  • Staff who supported people living in Wiltshire were caring in their approach. There was a clear will to put the person at the heart of services.
  • There were systems and processes in place to ensure that people in crisis were supported through the health service.
  • People using hospital services and their loved ones were treated with dignity and respect.
  • People who were in crisis could access support from a variety of settings, and this was provided in a timely way. Wiltshire performed better than the England average in preventing admissions to hospital for common clinical conditions.
  • There were systems and processes in place to ensure that the transition between health and social care prevented any avoidable harm.
  • Acute hospitals were focused on promoting early discharges.
  • There was effective partnership working to ensure that people were discharged from hospitals safely.
  • People’s needs and choices were considered at all stages when planning their return home.
  • All services were focused on improving flow through hospitals and care, with systems being designed and redesigned according to activity and performance.
  • All services had the right skills to support the effective transition of people between health and social care.

With regard to the areas for improvement or where things need to be done differently, we have already produced a detailed action plan, and a single overarching strategy will be produced to address the following areas:

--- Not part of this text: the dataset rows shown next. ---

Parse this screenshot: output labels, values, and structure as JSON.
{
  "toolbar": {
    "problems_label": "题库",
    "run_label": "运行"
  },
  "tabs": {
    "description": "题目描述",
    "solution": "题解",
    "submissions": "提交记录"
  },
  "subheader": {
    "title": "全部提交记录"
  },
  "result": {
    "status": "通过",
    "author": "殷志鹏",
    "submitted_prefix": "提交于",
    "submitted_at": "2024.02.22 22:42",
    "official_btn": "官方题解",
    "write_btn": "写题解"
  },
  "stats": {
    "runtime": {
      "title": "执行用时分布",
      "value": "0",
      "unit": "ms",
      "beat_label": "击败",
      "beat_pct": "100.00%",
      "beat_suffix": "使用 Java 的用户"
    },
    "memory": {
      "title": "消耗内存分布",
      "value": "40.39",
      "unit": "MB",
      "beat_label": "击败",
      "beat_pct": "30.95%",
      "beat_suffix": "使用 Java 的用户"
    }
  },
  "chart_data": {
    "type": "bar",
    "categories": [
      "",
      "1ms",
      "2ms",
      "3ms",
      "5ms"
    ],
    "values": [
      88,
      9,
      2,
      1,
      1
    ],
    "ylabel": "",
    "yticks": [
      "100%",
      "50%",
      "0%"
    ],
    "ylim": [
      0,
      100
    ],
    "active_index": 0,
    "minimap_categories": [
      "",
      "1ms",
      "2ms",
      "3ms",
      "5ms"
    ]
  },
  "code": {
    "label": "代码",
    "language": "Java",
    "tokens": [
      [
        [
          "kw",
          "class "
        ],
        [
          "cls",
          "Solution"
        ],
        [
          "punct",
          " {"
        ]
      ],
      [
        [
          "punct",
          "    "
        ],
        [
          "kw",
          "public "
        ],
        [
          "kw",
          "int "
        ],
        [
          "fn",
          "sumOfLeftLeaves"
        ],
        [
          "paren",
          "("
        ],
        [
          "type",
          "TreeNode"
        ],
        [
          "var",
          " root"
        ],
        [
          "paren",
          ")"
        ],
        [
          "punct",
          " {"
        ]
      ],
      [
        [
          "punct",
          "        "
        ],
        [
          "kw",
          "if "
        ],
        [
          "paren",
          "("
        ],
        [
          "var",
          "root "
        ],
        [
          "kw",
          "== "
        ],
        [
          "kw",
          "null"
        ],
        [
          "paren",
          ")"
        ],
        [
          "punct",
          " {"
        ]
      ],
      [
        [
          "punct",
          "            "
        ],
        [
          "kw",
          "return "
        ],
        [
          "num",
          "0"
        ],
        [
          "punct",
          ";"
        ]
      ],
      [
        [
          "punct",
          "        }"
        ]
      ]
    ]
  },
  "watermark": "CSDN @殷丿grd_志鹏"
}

  • Continuing the programme of work to transform adult social care services
  • Adopting national best practice and reviewing the Better Care Plan and will be adding some new initiatives that have been successful across the country
  • A commitment to introduce additional Local Area Coordinators in Wiltshire by early Autumn, to support communities
  • We continue to see the number of people who are medically fit to leave hospital, and the numbers of those people who are experiencing delays in getting home, is reducing
  • Changes are being made which mean that the professionals who are the first point of contact to services are working together better to look at how people return home
  • Creating a provider led Integrated Programme Board to review and improve the post hospital discharge pathways to include Homefirst and Reablement
  • Simplifying our current complex governance structures
Jerry Wickham, Wiltshire Council cabinet member for adult social care, public health and public protection, said:
“We welcome the findings of the review and we are extremely pleased that the services we provide in Wiltshire were found to be safe.

“Given the challenge for the care and health sector this is something that is good to hear and their overall feedback and fresh perspective has been welcome and has already helped to guide improvement in our partnership working and the services we provide for residents.

“The CQC’s findings are very much in line with our own assessment of the local system and how it works, and, most importantly where further improvement can be made.

“Much of this work is already underway as we continue to work towards our long-held vision and priority to integrate health and social care. Our shared focus is to continue to develop services so that people in Wiltshire receive the best care available.”

Dr Richard Sandford-Hill, Chairman at Wiltshire CCG said:
“This is a comprehensive and realistic report and we are grateful to our staff and colleagues for their input to it. We are of course pleased that our services are considered to be safe, but we also acknowledge we still have much to do to improve our joint services on behalf of Wiltshire people. The report shines a light on those things that we need to do better or differently and has prompted us to re-energise our efforts. We are fully committed to working closely with all of our health and care partners across Wiltshire, with renewed vigour, to provide safe, high quality and seamless services for our residents.”

As this was a review, and not an inspection, the system isn’t subject to any overall grading or mark, but a detailed assessment on how it works has been provided.

The full report will be published  at www.cqc.org.uk.